- Can you have Medicare and employer insurance at the same time?
- Do I need Medicare if I have private health insurance?
- Should I enroll in Medicare if I have employer insurance?
- How can I avoid Medicare Part B penalty?
- What is the downside to Medicare Advantage plans?
- How does Medicare work if you have private insurance?
- Do you have to pay for Medicare Part B if you have an Advantage plan?
- Can I drop my employer health insurance and go on Medicare?
- Should I sign up for Medicare Part B if I am still working?
- What is the catch with Medicare Advantage plans?
- Why do doctors not like Medicare Advantage plans?
Can you have Medicare and employer insurance at the same time?
Because of this, it’s possible to have both Medicare and a group health plan after age 65.
For these individuals, Medicare and employer insurance can work together to ensure that healthcare needs and costs are covered..
Do I need Medicare if I have private health insurance?
You Need Sign Up for Medicare Part B. If you are paying for your own insurance, you may think you do not need to sign up for Medicare when you turn 65. … Your Medicare Part B premium may go up 10 percent for each 12-month period that you could have had Medicare Part B, but did not take it.
Should I enroll in Medicare if I have employer insurance?

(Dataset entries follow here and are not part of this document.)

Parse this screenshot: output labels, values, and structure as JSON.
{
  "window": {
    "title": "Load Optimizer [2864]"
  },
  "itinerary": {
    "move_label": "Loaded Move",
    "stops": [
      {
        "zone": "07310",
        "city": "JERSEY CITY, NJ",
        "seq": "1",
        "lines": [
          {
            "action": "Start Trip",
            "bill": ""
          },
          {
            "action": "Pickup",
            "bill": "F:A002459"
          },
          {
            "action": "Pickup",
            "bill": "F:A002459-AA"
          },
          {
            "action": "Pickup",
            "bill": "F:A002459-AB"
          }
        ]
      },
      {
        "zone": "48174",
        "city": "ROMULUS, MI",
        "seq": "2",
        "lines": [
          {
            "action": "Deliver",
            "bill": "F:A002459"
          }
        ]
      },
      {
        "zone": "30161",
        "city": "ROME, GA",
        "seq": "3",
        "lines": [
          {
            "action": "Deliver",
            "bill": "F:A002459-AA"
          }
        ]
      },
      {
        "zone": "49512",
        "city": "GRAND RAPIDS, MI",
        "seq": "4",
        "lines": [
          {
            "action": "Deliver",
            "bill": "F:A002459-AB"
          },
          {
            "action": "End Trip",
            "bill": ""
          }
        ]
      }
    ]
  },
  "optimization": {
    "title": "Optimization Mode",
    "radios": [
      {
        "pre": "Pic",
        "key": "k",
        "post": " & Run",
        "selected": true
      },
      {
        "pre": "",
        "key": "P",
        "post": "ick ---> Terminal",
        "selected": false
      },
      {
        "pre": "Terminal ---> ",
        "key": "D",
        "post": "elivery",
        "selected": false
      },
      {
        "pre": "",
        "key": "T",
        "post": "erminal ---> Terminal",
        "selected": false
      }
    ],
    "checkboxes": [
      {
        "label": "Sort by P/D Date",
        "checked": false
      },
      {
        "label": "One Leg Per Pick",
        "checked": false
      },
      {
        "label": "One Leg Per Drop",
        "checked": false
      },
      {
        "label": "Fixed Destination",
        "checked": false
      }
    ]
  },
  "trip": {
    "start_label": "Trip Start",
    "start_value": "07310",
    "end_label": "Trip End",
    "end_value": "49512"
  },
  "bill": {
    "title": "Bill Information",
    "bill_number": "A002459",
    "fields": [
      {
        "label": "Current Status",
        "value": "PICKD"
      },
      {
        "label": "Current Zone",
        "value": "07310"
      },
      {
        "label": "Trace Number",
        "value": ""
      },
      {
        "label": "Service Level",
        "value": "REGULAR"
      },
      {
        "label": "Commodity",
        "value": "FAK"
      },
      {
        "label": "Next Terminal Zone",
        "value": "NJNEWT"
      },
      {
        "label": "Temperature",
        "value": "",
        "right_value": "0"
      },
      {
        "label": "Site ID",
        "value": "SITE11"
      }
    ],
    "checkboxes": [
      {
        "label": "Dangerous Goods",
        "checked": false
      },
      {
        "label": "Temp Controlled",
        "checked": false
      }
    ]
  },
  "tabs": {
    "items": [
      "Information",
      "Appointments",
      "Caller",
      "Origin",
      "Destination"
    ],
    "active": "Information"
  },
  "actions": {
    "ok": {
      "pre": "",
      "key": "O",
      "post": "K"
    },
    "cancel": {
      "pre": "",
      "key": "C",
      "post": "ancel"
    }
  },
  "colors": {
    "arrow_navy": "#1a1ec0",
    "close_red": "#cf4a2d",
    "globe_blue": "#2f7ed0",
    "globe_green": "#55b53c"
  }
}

If the employer does require you to enroll in Medicare, then Medicare automatically becomes primary and the employer plan provides secondary coverage. In other words, Medicare settles your medical bills first, and the group plan only pays for services that it covers but Medicare doesn’t.
How can I avoid Medicare Part B penalty?
Coverage usually starts the first day of your 65th birthday month. If you have other creditable coverage, you can delay Part B and postpone paying the premium. You can sign up later without penalty, as long as you do it within eight months after your other coverage ends.
What is the downside to Medicare Advantage plans?
The takeaway Medicare Advantage offers many benefits to original Medicare, including convenient coverage, multiple plan options, and long-term savings. There are some disadvantages as well, including provider limitations, additional costs, and lack of coverage while traveling.
How does Medicare work if you have private insurance?
The insurance that pays first (primary payer) pays up to the limits of its coverage. The one that pays second (secondary payer) only pays if there are costs the primary insurer didn’t cover. … If your employer insurance is the secondary payer, you may need to enroll in Medicare Part B before your insurance will pay.
Do you have to pay for Medicare Part B if you have an Advantage plan?
If I enroll in a Medicare Advantage plan or a Medigap plan, do I still have to pay my Medicare Part B premium? Yes. You must pay your Medicare Part B premium when enrolled in either type of plan. … You’re typically also responsible for a monthly premium for your Medigap coverage.
Can I drop my employer health insurance and go on Medicare?
By law, employer group health insurance plans must continue to cover you at any age so long as you continue working. Turning 65 would not force you to take Medicare so long as you’re still working. The only exception is if your employer has fewer than 20 people (or fewer than 100 if you are disabled).
Should I sign up for Medicare Part B if I am still working?
You should start your Part B coverage as soon as you stop working or lose your current employer coverage (even if you sign up for COBRA or retiree health coverage from your employer). You have 8 months to enroll in Medicare once you stop working OR your employer coverage ends (whichever happens first).
What is the catch with Medicare Advantage plans?
Disadvantages of Medicare Advantage Plans In general, Medicare Advantage Plans do not offer the same level of choice as a Medicare plus Medigap combination. Most plans require you to go to their network of doctors and health providers.
Why do doctors not like Medicare Advantage plans?
Over the years we’ve heard from many providers that do not like them because, they say, their payments come slower than they do for Original Medicare. … Many Medicare Advantage plans offer $0 monthly premiums but may mean more out-of-pocket costs at the doctor. Not really, they are just misunderstood.